NuclearA nuclear propulsion concept for Mars
Credit: NASA

Ion drives are often talked out as a possible alternative to rockets and, given enough time to operate, they can attain immense speeds. By accelerating a stream of electrically charged particles (ions) from the engine, ion drives use the minute equal & opposite force to gradually propel it forward. As the fuel (noble gases) last a very long time, compared to rocket fuel, they can fire for many months attaining eventual high speeds. NASA's successful Dawn spacecraft to Vesta and Ceres reached 4,048 mph expending around 70kg of its fuel, xenon gas. For human spaceflight, this would have to be scaled up significantly and could only work once in space as there isn't the rapid energy release to launch a craft.

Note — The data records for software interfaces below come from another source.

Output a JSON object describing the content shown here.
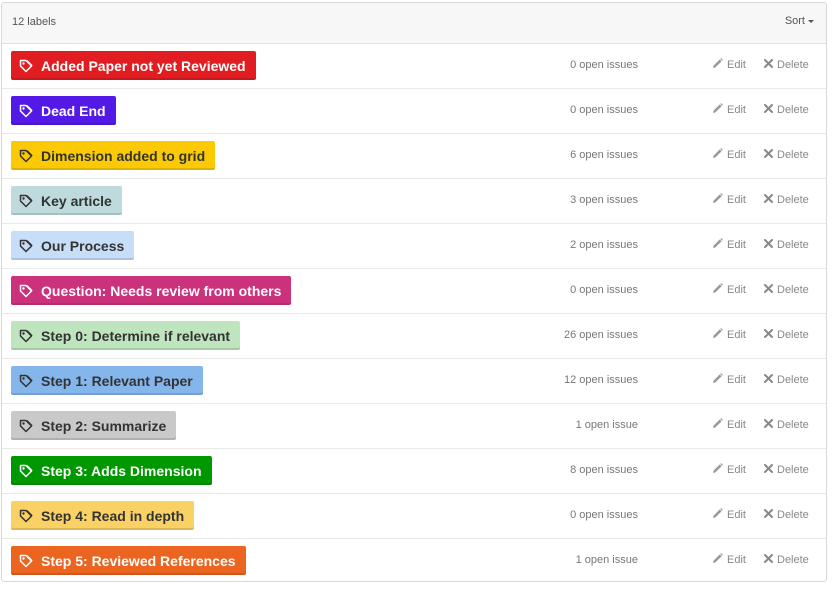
{
  "header": {
    "label_count": "12 labels",
    "sort_label": "Sort"
  },
  "actions": {
    "edit_label": "Edit",
    "delete_label": "Delete"
  },
  "labels": [
    {
      "name": "Added Paper not yet Reviewed",
      "issues": "0 open issues",
      "bg": "#e11d21",
      "fg": "#ffffff"
    },
    {
      "name": "Dead End",
      "issues": "0 open issues",
      "bg": "#5319e7",
      "fg": "#ffffff"
    },
    {
      "name": "Dimension added to grid",
      "issues": "6 open issues",
      "bg": "#fbca04",
      "fg": "#333333"
    },
    {
      "name": "Key article",
      "issues": "3 open issues",
      "bg": "#bfdadc",
      "fg": "#333333"
    },
    {
      "name": "Our Process",
      "issues": "2 open issues",
      "bg": "#c7def8",
      "fg": "#333333"
    },
    {
      "name": "Question: Needs review from others",
      "issues": "0 open issues",
      "bg": "#cc317c",
      "fg": "#ffffff"
    },
    {
      "name": "Step 0: Determine if relevant",
      "issues": "26 open issues",
      "bg": "#bfe5bf",
      "fg": "#333333"
    },
    {
      "name": "Step 1: Relevant Paper",
      "issues": "12 open issues",
      "bg": "#84b6eb",
      "fg": "#333333"
    },
    {
      "name": "Step 2: Summarize",
      "issues": "1 open issue",
      "bg": "#c9c9c9",
      "fg": "#333333"
    },
    {
      "name": "Step 3: Adds Dimension",
      "issues": "8 open issues",
      "bg": "#009800",
      "fg": "#ffffff"
    },
    {
      "name": "Step 4: Read in depth",
      "issues": "0 open issues",
      "bg": "#fad165",
      "fg": "#333333"
    },
    {
      "name": "Step 5: Reviewed References",
      "issues": "1 open issue",
      "bg": "#eb6420",
      "fg": "#ffffff"
    }
  ]
}
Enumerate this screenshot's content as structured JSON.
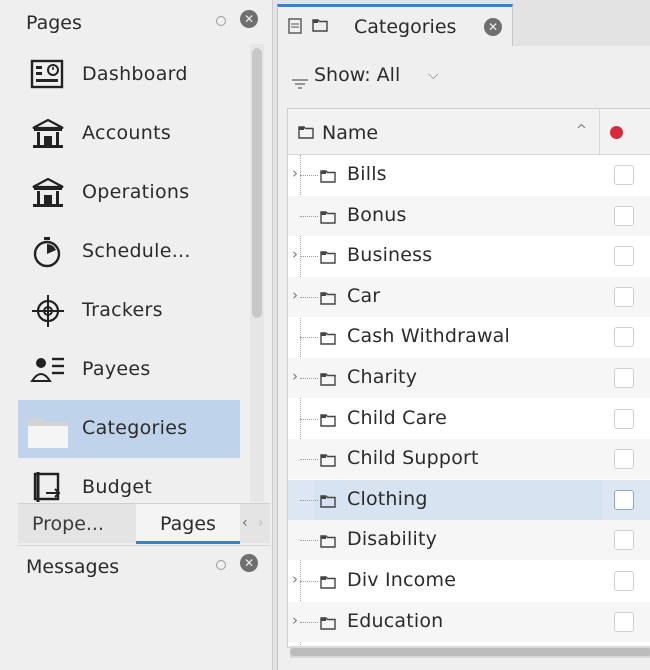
{
  "left_dock": {
    "title": "Pages",
    "pages": [
      {
        "label": "Dashboard",
        "icon": "dashboard-icon",
        "selected": false
      },
      {
        "label": "Accounts",
        "icon": "bank-icon",
        "selected": false
      },
      {
        "label": "Operations",
        "icon": "bank-icon",
        "selected": false
      },
      {
        "label": "Schedule...",
        "icon": "stopwatch-icon",
        "selected": false
      },
      {
        "label": "Trackers",
        "icon": "crosshair-icon",
        "selected": false
      },
      {
        "label": "Payees",
        "icon": "payees-icon",
        "selected": false
      },
      {
        "label": "Categories",
        "icon": "categories-folder-icon",
        "selected": true
      },
      {
        "label": "Budget",
        "icon": "budget-icon",
        "selected": false
      }
    ],
    "tabs": {
      "properties": "Prope...",
      "pages": "Pages"
    },
    "messages_title": "Messages"
  },
  "main": {
    "tab_title": "Categories",
    "filter_label": "Show: All",
    "column_name": "Name",
    "selected_category": "Clothing",
    "categories": [
      {
        "label": "Bills",
        "expandable": true
      },
      {
        "label": "Bonus",
        "expandable": false
      },
      {
        "label": "Business",
        "expandable": true
      },
      {
        "label": "Car",
        "expandable": true
      },
      {
        "label": "Cash Withdrawal",
        "expandable": false
      },
      {
        "label": "Charity",
        "expandable": true
      },
      {
        "label": "Child Care",
        "expandable": false
      },
      {
        "label": "Child Support",
        "expandable": false
      },
      {
        "label": "Clothing",
        "expandable": false
      },
      {
        "label": "Disability",
        "expandable": false
      },
      {
        "label": "Div Income",
        "expandable": true
      },
      {
        "label": "Education",
        "expandable": true
      }
    ]
  },
  "colors": {
    "accent": "#3a81c8",
    "selection": "#bfd3ea",
    "mark_red": "#d8283b"
  }
}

IonA Stationary Plasma Thruster (ion propulsion)
Credit: O. A. Mitrofanova, R. Yu. Gnizdor, V. M. Murashko,A. I. Koryakin, A. N. Nesterenko

Solar sails have a similar problem in that they increase your speed incrementally but can, theoretically, achieve great speeds. Solar sails rely on the gentle flow of the sun's photons to hit an incredibly light material stretched out into a giant sail. This then subtly pushes a craft away from the sun. To assist a spacecraft with enough weight to carry humans a sail would need to be miles in diameter and it's still doubtful from the exploratory Japanese tests in space whether they could even achieve speeds greater than current rocket technology.

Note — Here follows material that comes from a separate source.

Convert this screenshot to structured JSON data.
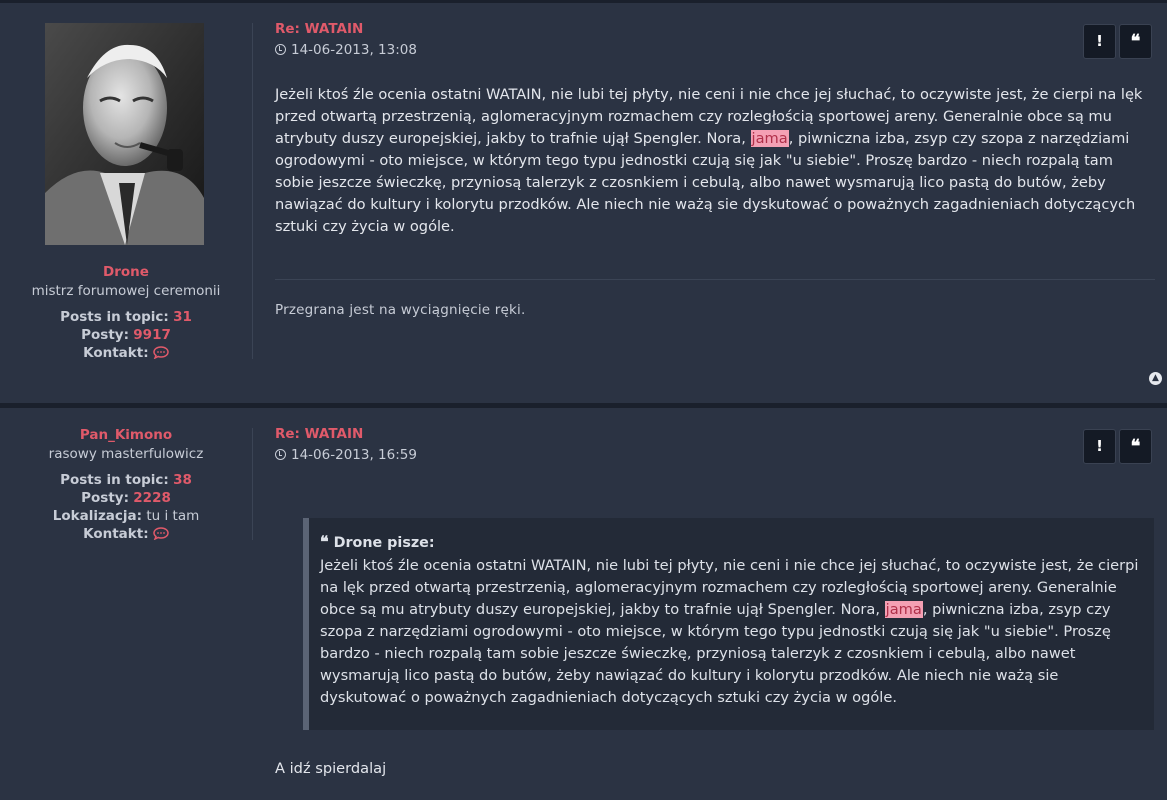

Antimatter propulsion would solve many problems but also raise a few more. When matter comes into contact with antimatter they annihilate one another in a burst of energy that converts far more mass to energy than anything else we're aware of. That makes it a great fuel. But... how do we use it? How do we store it and prevent it from coming into contact with matter? Magnetic chambers may be able to store antimatter but then we still have to decide how to convert it into thrust. An early NASA nuclear propulsion project suggested blasting nuclear bombs behind a spacecraft with a protective blast shield to protect the crew! Apart from the problems of rapid acceleration and the risks of faults developing, this was wisely seen as a bad idea. But, if harnessed safely - rather than putting clumps of matter and antimatter together behind the ship with a blast shield for protection - antimatter could take a ship to more than half the speed of light (>90,000 miles per second or a round trip to Proxima Centauri in just over 16 years), making interstellar travel possible if we can keep the crew sane for that duration!

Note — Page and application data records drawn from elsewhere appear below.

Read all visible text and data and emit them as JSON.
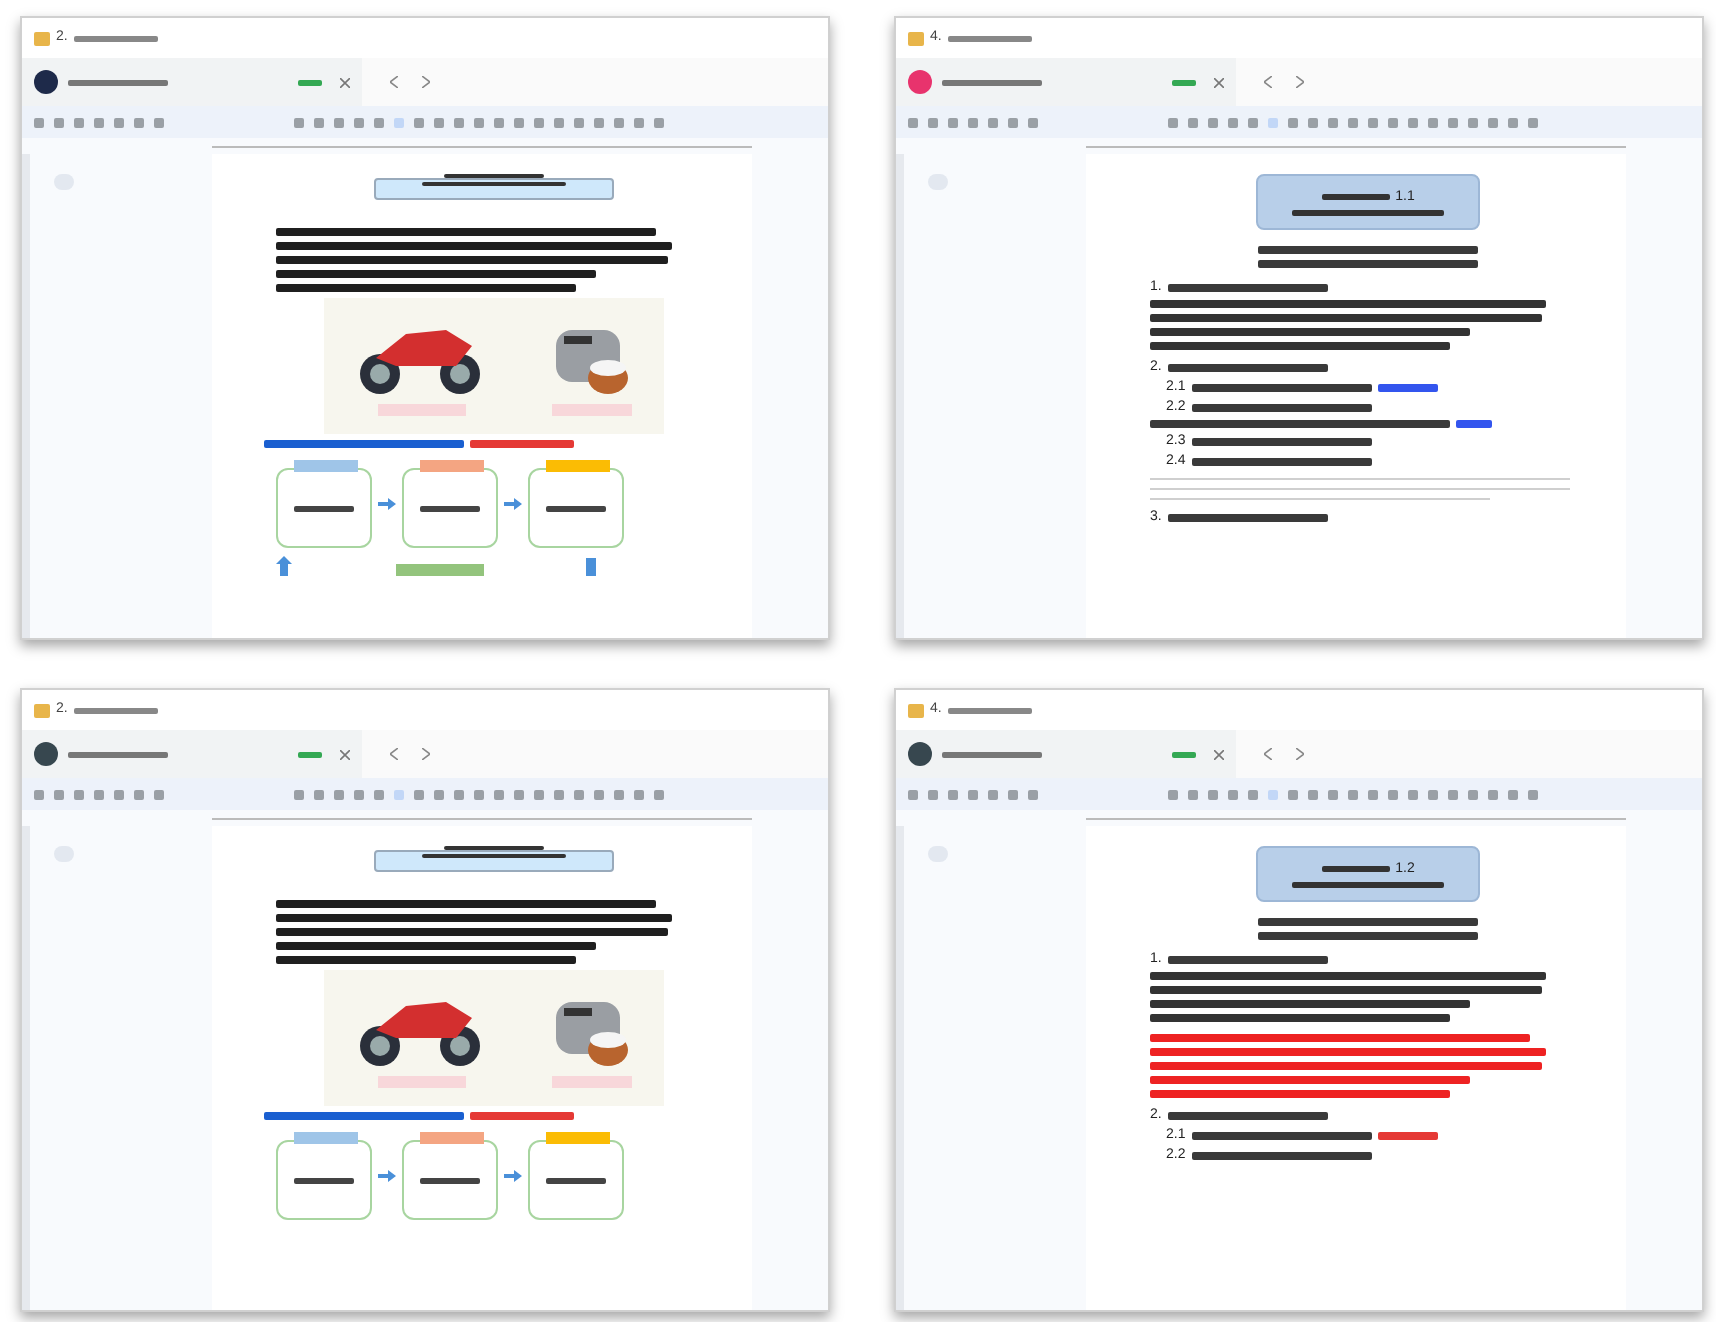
{
  "windows": [
    {
      "title_number": "2.",
      "avatar": {
        "color": "#1e2a4a"
      },
      "blocks": [
        {
          "kind": "title-box"
        },
        {
          "kind": "bold-lines"
        },
        {
          "kind": "photo"
        },
        {
          "kind": "blue-heading"
        },
        {
          "kind": "flow"
        },
        {
          "kind": "flow-bottom"
        }
      ]
    },
    {
      "title_number": "4.",
      "avatar": {
        "color": "#e8336d"
      },
      "blocks": [
        {
          "kind": "title-box",
          "number": "1.1"
        },
        {
          "kind": "centered-lines"
        },
        {
          "kind": "numbered",
          "number": "1."
        },
        {
          "kind": "lines"
        },
        {
          "kind": "numbered",
          "number": "2."
        },
        {
          "kind": "sub",
          "number": "2.1",
          "link": {
            "color": "#3355ee"
          }
        },
        {
          "kind": "sub",
          "number": "2.2"
        },
        {
          "kind": "plain-line",
          "link": {
            "color": "#3355ee"
          }
        },
        {
          "kind": "sub",
          "number": "2.3"
        },
        {
          "kind": "sub",
          "number": "2.4"
        },
        {
          "kind": "rules"
        },
        {
          "kind": "numbered",
          "number": "3."
        }
      ]
    },
    {
      "title_number": "2.",
      "avatar": {
        "color": "#37474f"
      },
      "blocks": [
        {
          "kind": "title-box"
        },
        {
          "kind": "bold-lines"
        },
        {
          "kind": "photo"
        },
        {
          "kind": "blue-heading"
        },
        {
          "kind": "flow"
        }
      ]
    },
    {
      "title_number": "4.",
      "avatar": {
        "color": "#37474f"
      },
      "blocks": [
        {
          "kind": "title-box",
          "number": "1.2"
        },
        {
          "kind": "centered-lines"
        },
        {
          "kind": "numbered",
          "number": "1."
        },
        {
          "kind": "lines"
        },
        {
          "kind": "red-lines"
        },
        {
          "kind": "numbered",
          "number": "2."
        },
        {
          "kind": "sub",
          "number": "2.1",
          "link": {
            "color": "#e53935"
          }
        },
        {
          "kind": "sub",
          "number": "2.2"
        }
      ]
    }
  ]
}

But then we need to create or capture antimatter. It exists in space but isn't easy to detect and collect en-route to the next star system, and our biggest atom smashers, while being the most effective antimatter factories we have, only create millionths of a gram - frustratingly, we'd need a few kilos of the stuff.

So put simply, we need a new technological revolution or two. Not a depressing diagnosis - we had quite a few of those in just the last century.

Travel speeds

But, to put a positive spin on this problem, we can return to the graph above: in 1969 humans could travel 416 times faster than they could in 1913. This was not due to an incremental increase in the performance of our engineering of known science, it was an exponential increase due to revealing new engineering concepts that weren't yet known. If we can maintain the same increase in the speeds we can achieve over the next 100 years we would be looking at space travel at 10,400,000 mph in 2113. If we continue on an exponential curve our speeds could be pushing the theoretical limits of what's possible in terms of speed - the brick wall, the speed of light. 

It's doubtful any of us will see 2113 (and uncertain whether or not we'll continue to make these technological step changes), but we astronomers are dreamers so, while you or I might not make it to the Oort Cloud, where would you go - Mars, Titan, Europa?